((

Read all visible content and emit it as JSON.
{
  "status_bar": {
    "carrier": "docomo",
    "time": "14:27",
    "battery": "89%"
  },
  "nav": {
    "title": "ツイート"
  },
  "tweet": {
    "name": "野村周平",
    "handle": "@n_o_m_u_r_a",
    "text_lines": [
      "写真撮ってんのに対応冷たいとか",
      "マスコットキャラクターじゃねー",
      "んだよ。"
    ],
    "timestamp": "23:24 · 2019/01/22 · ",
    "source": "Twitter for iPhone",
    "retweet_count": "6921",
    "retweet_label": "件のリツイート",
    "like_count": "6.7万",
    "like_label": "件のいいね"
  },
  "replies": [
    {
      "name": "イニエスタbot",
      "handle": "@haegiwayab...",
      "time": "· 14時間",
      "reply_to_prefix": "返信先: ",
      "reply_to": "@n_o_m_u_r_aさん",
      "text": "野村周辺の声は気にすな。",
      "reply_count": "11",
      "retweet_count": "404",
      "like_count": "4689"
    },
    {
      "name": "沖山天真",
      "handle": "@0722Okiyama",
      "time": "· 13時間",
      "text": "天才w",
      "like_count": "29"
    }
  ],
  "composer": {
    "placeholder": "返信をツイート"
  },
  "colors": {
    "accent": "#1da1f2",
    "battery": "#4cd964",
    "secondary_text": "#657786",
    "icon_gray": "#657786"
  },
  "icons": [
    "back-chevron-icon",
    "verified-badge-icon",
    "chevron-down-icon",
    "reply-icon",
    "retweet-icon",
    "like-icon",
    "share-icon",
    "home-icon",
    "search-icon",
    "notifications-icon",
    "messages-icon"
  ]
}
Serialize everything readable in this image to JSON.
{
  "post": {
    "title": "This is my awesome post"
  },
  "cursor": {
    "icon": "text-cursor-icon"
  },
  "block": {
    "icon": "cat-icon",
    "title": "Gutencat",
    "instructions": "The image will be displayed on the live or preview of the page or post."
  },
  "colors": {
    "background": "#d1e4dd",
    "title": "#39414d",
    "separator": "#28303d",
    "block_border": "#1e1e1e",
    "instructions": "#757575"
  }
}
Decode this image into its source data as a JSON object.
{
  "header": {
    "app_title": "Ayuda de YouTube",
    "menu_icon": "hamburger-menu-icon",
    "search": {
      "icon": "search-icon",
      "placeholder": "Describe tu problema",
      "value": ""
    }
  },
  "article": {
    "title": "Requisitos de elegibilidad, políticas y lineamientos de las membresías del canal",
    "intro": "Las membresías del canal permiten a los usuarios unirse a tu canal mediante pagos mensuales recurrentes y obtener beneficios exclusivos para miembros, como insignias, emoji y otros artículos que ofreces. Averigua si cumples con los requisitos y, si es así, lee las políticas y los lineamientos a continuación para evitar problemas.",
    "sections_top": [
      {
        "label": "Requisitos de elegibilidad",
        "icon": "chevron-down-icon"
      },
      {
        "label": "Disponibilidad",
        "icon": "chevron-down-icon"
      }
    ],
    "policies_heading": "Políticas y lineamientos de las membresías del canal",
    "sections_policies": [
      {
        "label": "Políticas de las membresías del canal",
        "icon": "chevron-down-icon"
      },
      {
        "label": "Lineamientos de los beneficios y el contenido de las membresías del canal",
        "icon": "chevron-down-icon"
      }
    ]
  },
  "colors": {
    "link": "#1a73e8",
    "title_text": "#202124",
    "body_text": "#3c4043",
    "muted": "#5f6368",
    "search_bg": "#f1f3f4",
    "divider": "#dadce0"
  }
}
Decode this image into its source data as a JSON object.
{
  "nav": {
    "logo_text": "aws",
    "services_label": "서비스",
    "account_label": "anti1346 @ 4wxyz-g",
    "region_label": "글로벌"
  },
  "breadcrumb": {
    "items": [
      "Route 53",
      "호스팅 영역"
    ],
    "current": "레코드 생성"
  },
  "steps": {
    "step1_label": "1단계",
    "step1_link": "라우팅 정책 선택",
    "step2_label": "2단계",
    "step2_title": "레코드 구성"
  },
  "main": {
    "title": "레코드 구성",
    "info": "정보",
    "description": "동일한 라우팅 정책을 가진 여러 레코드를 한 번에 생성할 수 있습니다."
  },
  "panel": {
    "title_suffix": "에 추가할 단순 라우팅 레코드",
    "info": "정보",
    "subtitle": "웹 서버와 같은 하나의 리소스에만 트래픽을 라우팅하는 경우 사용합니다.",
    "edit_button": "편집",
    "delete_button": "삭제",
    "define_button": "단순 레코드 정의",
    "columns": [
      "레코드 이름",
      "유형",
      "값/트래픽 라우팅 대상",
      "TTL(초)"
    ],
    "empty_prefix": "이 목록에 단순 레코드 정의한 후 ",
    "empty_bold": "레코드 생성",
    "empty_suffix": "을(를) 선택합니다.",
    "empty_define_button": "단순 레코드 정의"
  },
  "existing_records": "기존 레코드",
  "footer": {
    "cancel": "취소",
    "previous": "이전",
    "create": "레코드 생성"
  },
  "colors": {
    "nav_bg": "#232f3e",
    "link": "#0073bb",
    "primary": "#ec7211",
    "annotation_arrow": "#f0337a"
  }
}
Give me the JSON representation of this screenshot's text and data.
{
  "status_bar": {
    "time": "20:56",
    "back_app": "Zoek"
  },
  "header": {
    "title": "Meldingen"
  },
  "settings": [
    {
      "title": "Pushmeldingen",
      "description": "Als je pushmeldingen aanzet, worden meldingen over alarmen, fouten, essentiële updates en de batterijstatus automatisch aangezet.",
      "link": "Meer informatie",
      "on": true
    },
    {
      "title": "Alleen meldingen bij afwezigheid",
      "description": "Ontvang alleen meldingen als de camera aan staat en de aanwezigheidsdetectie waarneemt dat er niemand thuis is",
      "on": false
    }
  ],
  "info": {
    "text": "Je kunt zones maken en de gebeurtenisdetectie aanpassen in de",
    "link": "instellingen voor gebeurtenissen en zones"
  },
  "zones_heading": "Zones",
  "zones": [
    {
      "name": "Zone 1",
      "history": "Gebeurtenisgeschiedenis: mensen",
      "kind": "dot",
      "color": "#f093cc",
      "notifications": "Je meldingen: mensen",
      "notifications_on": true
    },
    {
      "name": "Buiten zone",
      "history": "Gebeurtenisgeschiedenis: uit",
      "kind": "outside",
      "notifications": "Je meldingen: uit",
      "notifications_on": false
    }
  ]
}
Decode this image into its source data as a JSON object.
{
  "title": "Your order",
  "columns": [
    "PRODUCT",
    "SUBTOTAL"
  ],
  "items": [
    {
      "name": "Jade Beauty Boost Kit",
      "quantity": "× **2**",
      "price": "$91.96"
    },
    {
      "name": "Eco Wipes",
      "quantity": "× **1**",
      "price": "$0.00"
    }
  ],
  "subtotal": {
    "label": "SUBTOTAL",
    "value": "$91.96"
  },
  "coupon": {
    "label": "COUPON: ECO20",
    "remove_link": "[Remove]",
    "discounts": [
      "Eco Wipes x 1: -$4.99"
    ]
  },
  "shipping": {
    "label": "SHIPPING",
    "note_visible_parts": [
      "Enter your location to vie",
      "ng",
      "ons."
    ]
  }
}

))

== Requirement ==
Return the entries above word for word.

== Solved problem ==
Read all visible content and emit it as JSON.
{
  "status_bar": {
    "carrier": "docomo",
    "time": "14:27",
    "battery": "89%"
  },
  "nav": {
    "title": "ツイート"
  },
  "tweet": {
    "name": "野村周平",
    "handle": "@n_o_m_u_r_a",
    "text_lines": [
      "写真撮ってんのに対応冷たいとか",
      "マスコットキャラクターじゃねー",
      "んだよ。"
    ],
    "timestamp": "23:24 · 2019/01/22 · ",
    "source": "Twitter for iPhone",
    "retweet_count": "6921",
    "retweet_label": "件のリツイート",
    "like_count": "6.7万",
    "like_label": "件のいいね"
  },
  "replies": [
    {
      "name": "イニエスタbot",
      "handle": "@haegiwayab...",
      "time": "· 14時間",
      "reply_to_prefix": "返信先: ",
      "reply_to": "@n_o_m_u_r_aさん",
      "text": "野村周辺の声は気にすな。",
      "reply_count": "11",
      "retweet_count": "404",
      "like_count": "4689"
    },
    {
      "name": "沖山天真",
      "handle": "@0722Okiyama",
      "time": "· 13時間",
      "text": "天才w",
      "like_count": "29"
    }
  ],
  "composer": {
    "placeholder": "返信をツイート"
  },
  "colors": {
    "accent": "#1da1f2",
    "battery": "#4cd964",
    "secondary_text": "#657786",
    "icon_gray": "#657786"
  },
  "icons": [
    "back-chevron-icon",
    "verified-badge-icon",
    "chevron-down-icon",
    "reply-icon",
    "retweet-icon",
    "like-icon",
    "share-icon",
    "home-icon",
    "search-icon",
    "notifications-icon",
    "messages-icon"
  ]
}
Serialize everything readable in this image to JSON.
{
  "post": {
    "title": "This is my awesome post"
  },
  "cursor": {
    "icon": "text-cursor-icon"
  },
  "block": {
    "icon": "cat-icon",
    "title": "Gutencat",
    "instructions": "The image will be displayed on the live or preview of the page or post."
  },
  "colors": {
    "background": "#d1e4dd",
    "title": "#39414d",
    "separator": "#28303d",
    "block_border": "#1e1e1e",
    "instructions": "#757575"
  }
}
Decode this image into its source data as a JSON object.
{
  "header": {
    "app_title": "Ayuda de YouTube",
    "menu_icon": "hamburger-menu-icon",
    "search": {
      "icon": "search-icon",
      "placeholder": "Describe tu problema",
      "value": ""
    }
  },
  "article": {
    "title": "Requisitos de elegibilidad, políticas y lineamientos de las membresías del canal",
    "intro": "Las membresías del canal permiten a los usuarios unirse a tu canal mediante pagos mensuales recurrentes y obtener beneficios exclusivos para miembros, como insignias, emoji y otros artículos que ofreces. Averigua si cumples con los requisitos y, si es así, lee las políticas y los lineamientos a continuación para evitar problemas.",
    "sections_top": [
      {
        "label": "Requisitos de elegibilidad",
        "icon": "chevron-down-icon"
      },
      {
        "label": "Disponibilidad",
        "icon": "chevron-down-icon"
      }
    ],
    "policies_heading": "Políticas y lineamientos de las membresías del canal",
    "sections_policies": [
      {
        "label": "Políticas de las membresías del canal",
        "icon": "chevron-down-icon"
      },
      {
        "label": "Lineamientos de los beneficios y el contenido de las membresías del canal",
        "icon": "chevron-down-icon"
      }
    ]
  },
  "colors": {
    "link": "#1a73e8",
    "title_text": "#202124",
    "body_text": "#3c4043",
    "muted": "#5f6368",
    "search_bg": "#f1f3f4",
    "divider": "#dadce0"
  }
}
Decode this image into its source data as a JSON object.
{
  "nav": {
    "logo_text": "aws",
    "services_label": "서비스",
    "account_label": "anti1346 @ 4wxyz-g",
    "region_label": "글로벌"
  },
  "breadcrumb": {
    "items": [
      "Route 53",
      "호스팅 영역"
    ],
    "current": "레코드 생성"
  },
  "steps": {
    "step1_label": "1단계",
    "step1_link": "라우팅 정책 선택",
    "step2_label": "2단계",
    "step2_title": "레코드 구성"
  },
  "main": {
    "title": "레코드 구성",
    "info": "정보",
    "description": "동일한 라우팅 정책을 가진 여러 레코드를 한 번에 생성할 수 있습니다."
  },
  "panel": {
    "title_suffix": "에 추가할 단순 라우팅 레코드",
    "info": "정보",
    "subtitle": "웹 서버와 같은 하나의 리소스에만 트래픽을 라우팅하는 경우 사용합니다.",
    "edit_button": "편집",
    "delete_button": "삭제",
    "define_button": "단순 레코드 정의",
    "columns": [
      "레코드 이름",
      "유형",
      "값/트래픽 라우팅 대상",
      "TTL(초)"
    ],
    "empty_prefix": "이 목록에 단순 레코드 정의한 후 ",
    "empty_bold": "레코드 생성",
    "empty_suffix": "을(를) 선택합니다.",
    "empty_define_button": "단순 레코드 정의"
  },
  "existing_records": "기존 레코드",
  "footer": {
    "cancel": "취소",
    "previous": "이전",
    "create": "레코드 생성"
  },
  "colors": {
    "nav_bg": "#232f3e",
    "link": "#0073bb",
    "primary": "#ec7211",
    "annotation_arrow": "#f0337a"
  }
}
Give me the JSON representation of this screenshot's text and data.
{
  "status_bar": {
    "time": "20:56",
    "back_app": "Zoek"
  },
  "header": {
    "title": "Meldingen"
  },
  "settings": [
    {
      "title": "Pushmeldingen",
      "description": "Als je pushmeldingen aanzet, worden meldingen over alarmen, fouten, essentiële updates en de batterijstatus automatisch aangezet.",
      "link": "Meer informatie",
      "on": true
    },
    {
      "title": "Alleen meldingen bij afwezigheid",
      "description": "Ontvang alleen meldingen als de camera aan staat en de aanwezigheidsdetectie waarneemt dat er niemand thuis is",
      "on": false
    }
  ],
  "info": {
    "text": "Je kunt zones maken en de gebeurtenisdetectie aanpassen in de",
    "link": "instellingen voor gebeurtenissen en zones"
  },
  "zones_heading": "Zones",
  "zones": [
    {
      "name": "Zone 1",
      "history": "Gebeurtenisgeschiedenis: mensen",
      "kind": "dot",
      "color": "#f093cc",
      "notifications": "Je meldingen: mensen",
      "notifications_on": true
    },
    {
      "name": "Buiten zone",
      "history": "Gebeurtenisgeschiedenis: uit",
      "kind": "outside",
      "notifications": "Je meldingen: uit",
      "notifications_on": false
    }
  ]
}
Decode this image into its source data as a JSON object.
{
  "title": "Your order",
  "columns": [
    "PRODUCT",
    "SUBTOTAL"
  ],
  "items": [
    {
      "name": "Jade Beauty Boost Kit",
      "quantity": "× **2**",
      "price": "$91.96"
    },
    {
      "name": "Eco Wipes",
      "quantity": "× **1**",
      "price": "$0.00"
    }
  ],
  "subtotal": {
    "label": "SUBTOTAL",
    "value": "$91.96"
  },
  "coupon": {
    "label": "COUPON: ECO20",
    "remove_link": "[Remove]",
    "discounts": [
      "Eco Wipes x 1: -$4.99"
    ]
  },
  "shipping": {
    "label": "SHIPPING",
    "note_visible_parts": [
      "Enter your location to vie",
      "ng",
      "ons."
    ]
  }
}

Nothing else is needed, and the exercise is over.